Wednesday, 15 October 2008
Where’s my hat?
We all have labels hanging round our necks and mostly they are not the ones that we’d choose. We live with a selection of identities that have been foisted upon us, like the ill-fitting, cast-off clothing of a gawky cousin. Clownish and uncomfortable we play our roles as best we can until we are able to shrug them off at the end of the day and slide into the fireside slippers—or the leopard skin leggings—that are our real selves.
I have always frantically rebelled when I’ve felt pigeonholed, madly reversing out of any cul-de-sac with a label at the end, home-schooler, alternative, ex-pat, truck driver, gardener, British. With the exception of a few whistle-blowing authoritarians who embrace their roles to the extent of writing parking fines for cars, illegally parked in their dreams, nobody is simply one persona.
A size too small for most of the roles I’m called upon to play I am surprised to find the boatbuilder garb a good fit—although I don’t know that I’ve earned the right to wear it. Add a sailor’s feather to the boatbuilder’s cap and I really feel quite dandy (though I look a bit of a jerk).
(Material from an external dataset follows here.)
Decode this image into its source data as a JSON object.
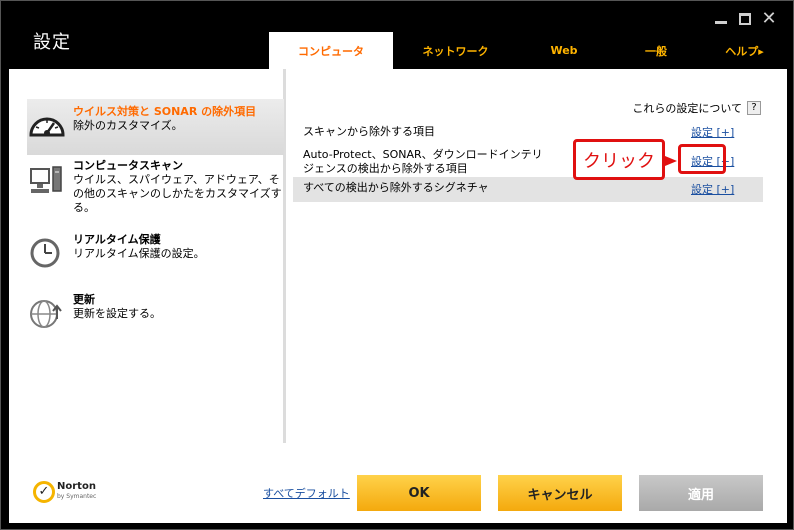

At ease in this guise it’s a pleasure to be back in my invisible workshop after a long break. I haven’t done much other than stare at a solid length of lumber, wondering how I should go about converting it into OB’s new mast. I learned a lot when I made the last mast, how to eight-side, sixteen-side and eventually make a square section round, how to achieve a smooth taper along its length and how to install a little pulley in the top. But, like with everything I’ve built, a sensation that I could have done better remained and I vowed that if ever I got the chance to do it again I’d build a mast to be proud of. Trouble is I can’t quite remember what aspects I wanted to improve. I didn’t write them down nor did I record how I did all the eight-siding and tapering.
And as I stood up with an iron oxide-spotted tenon saw in my hand, having rummaged through my box of blunt and rusting tools, I saw that once again I was wearing the shabby headpiece of the corner-cutting constructor of gimcrack shelving that threatens every project undertaken in the invisible workshop.
I decided to postpone the mast building until I remember what I’m supposed to do and have sharpened my tools. And in the meantime I’ll look for my cap.